Yes, it was a moment to reminiscence, but McMillan knew — heck, probably even Steve Kerr knew — that such vintage Warrior movement would occur infrequently in this game, if at all. With no serious outside threats besides Curry …

“The defense collapses,” McMillan said. “And Toronto has a great defense.”

With 10:45 gone in the second quarter, the Warriors’ Shaun Livingston gets the stuffing knocked out of him. No foul is called. To be fair, one could see the play being called either way.

“Is there a tougher sport to officiate than basketball?” McMillan said. Yes, if someone wants to get as far away as they can from the stress of being a basketball official, try lawn darts.

It’s now 52-38 Toronto with 7:03 left in the second quarter and McMillan returns once again to the question he will ask repeatedly Wednesday night.

“Do you want to fight your butt off,” he said, “and lose by 9?”

Meaning, do you run the risk of depleting Curry with Game 4 just two days away? After all, Curry has 25 at the half, Toronto leads by eight, a comfortable eight. Curry is perpetual motion. His game has to be on the run. Slight of build, he can’t muscle shots.

“If they don’t make a run pretty quick,” McMillan said with Toronto holding a 13-point lead at the end of the third quarter, “when will they pull Curry?”

Curry isn’t yanked until there’s 1:37 left in the game. Toronto still has that 13-point lead. McMillan isn’t about to register a strong criticism of his buddy Kerr. After all, the Warriors have pulled off many a victory in these playoffs through grit and commitment.

“But there comes a point you run out of weapons,” McMillan said.

I ask: “If I had told you before the game that Curry would make 47 points, what would you have said?”

“I’d say they’d have a good chance to win,” McMillan said. “I thought it was a 50-50 game going in.”

The Warriors announced Thursday that Durant will not play in Game 4, but Thompson is expected to be available. As Game 3 was wrapping up and the status of those two stars was still in question, McMillan and this columnist went to an historic imagining, one that would be the perfect storybook ending to their NBA Finals run of five consecutive seasons.

“What if they keep Durant and Klay out the next game?” I said. “And they lose and now trail 3-1 in games?”

“And then they come back for the last three games?” McMillan said.

“And they win three in a row,” McMillan said.

“And then Kerr runs for governor,” I said under my breath.

Yes, that’s legendary, a Netflix special. But what if? What if there’s no magic or storybook ending? Will the Warriors wonder what could have happened if everyone was healthy?

“They don’t have that mentality; they never had it,” McMillan said. “They could have cashed it in, but that’s not how they think. They play who they have and they compete.”

No one cries for Goliath. No one. Even if Goliath has a chest contusion, hamstring strain and a tweaky calf.

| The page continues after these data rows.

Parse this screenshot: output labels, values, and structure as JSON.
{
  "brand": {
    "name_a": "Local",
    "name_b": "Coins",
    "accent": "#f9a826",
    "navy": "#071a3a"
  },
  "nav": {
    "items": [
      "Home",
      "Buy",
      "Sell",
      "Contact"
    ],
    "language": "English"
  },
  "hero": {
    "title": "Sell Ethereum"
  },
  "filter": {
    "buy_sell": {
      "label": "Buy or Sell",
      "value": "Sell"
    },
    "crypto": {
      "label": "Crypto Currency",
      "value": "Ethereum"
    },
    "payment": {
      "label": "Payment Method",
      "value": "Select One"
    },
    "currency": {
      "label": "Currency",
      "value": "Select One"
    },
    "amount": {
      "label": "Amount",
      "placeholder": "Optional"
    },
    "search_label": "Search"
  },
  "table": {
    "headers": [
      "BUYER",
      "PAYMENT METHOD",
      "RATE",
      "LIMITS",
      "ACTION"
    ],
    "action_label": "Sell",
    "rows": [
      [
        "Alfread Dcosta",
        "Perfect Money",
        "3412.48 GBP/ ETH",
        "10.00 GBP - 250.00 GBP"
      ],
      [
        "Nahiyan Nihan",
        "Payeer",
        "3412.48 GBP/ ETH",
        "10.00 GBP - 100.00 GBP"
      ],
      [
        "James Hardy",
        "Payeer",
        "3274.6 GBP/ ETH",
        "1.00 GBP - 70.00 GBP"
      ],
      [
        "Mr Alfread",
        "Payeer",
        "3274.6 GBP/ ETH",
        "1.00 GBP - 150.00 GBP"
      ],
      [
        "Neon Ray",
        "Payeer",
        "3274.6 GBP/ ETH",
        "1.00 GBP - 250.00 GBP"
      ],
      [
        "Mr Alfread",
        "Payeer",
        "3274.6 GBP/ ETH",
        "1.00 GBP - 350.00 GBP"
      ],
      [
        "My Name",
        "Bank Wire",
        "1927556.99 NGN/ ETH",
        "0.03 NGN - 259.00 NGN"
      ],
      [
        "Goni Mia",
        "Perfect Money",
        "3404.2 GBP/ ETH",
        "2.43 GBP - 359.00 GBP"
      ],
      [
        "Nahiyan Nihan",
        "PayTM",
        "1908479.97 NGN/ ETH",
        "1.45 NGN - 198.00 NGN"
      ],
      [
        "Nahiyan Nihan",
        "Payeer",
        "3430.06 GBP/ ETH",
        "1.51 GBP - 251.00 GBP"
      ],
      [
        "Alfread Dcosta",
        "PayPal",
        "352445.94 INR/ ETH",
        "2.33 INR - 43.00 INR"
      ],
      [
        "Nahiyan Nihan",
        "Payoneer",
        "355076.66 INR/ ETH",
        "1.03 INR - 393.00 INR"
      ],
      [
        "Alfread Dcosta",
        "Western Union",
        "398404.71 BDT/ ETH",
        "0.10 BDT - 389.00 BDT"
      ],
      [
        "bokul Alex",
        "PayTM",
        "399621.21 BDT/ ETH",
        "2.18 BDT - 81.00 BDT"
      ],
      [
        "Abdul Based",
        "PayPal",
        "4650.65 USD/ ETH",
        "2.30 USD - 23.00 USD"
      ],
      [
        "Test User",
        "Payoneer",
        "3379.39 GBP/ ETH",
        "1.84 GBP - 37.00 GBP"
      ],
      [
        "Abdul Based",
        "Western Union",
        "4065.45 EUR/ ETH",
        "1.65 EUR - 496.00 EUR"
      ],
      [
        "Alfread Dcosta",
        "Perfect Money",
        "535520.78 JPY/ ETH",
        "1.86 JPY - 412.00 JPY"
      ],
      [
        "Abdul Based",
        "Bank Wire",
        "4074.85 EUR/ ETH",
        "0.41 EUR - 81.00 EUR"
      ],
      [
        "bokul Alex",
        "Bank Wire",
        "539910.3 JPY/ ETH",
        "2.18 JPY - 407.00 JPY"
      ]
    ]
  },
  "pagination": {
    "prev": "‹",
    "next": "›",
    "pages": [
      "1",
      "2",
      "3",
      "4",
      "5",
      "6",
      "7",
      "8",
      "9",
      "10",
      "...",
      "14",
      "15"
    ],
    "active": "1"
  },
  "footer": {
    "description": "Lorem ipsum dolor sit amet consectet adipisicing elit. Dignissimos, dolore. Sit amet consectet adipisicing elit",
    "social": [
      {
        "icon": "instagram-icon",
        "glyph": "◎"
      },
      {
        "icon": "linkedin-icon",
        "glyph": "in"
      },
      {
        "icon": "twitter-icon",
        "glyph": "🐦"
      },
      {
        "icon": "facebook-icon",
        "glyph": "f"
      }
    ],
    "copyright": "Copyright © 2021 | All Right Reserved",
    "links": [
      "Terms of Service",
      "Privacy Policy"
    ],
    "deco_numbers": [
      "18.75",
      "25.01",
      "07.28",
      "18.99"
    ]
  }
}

To comment, write to

Show Comment

Our Network

Sonoma Index-Tribune
Petaluma Argus Courier
North Bay Business Journal
Sonoma Magazine
Bite Club Eats
La Prensa Sonoma
Emerald Report
Spirited Magazine